→ **What is required**
From the listing below, how many lines hold the word "data"? Write only the number.

▬▬▬▬▬▬▬▬▬▬

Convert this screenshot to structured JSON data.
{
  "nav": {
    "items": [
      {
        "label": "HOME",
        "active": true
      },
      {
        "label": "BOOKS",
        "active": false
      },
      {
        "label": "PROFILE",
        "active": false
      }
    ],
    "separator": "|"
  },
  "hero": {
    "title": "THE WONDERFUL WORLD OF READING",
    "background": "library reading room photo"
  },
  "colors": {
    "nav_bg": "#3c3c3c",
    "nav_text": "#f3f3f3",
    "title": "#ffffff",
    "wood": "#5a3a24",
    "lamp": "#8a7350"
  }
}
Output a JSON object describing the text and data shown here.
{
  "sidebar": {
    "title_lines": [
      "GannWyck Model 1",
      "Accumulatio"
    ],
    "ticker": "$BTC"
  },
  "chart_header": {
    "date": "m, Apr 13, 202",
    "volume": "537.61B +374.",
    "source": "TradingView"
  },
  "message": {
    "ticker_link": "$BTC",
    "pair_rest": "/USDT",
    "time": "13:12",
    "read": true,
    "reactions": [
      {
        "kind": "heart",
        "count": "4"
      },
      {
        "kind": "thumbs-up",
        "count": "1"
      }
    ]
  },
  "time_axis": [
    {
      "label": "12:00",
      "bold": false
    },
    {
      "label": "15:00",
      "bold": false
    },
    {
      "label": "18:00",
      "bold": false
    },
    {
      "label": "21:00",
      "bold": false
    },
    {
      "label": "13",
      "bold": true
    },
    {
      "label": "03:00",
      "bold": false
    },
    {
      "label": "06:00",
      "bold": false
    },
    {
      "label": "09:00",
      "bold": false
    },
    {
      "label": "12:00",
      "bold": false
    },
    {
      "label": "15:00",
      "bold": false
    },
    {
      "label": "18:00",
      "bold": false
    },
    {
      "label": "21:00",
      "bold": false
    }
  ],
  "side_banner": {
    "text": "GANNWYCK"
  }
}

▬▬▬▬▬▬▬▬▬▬

→ **Finished task**
2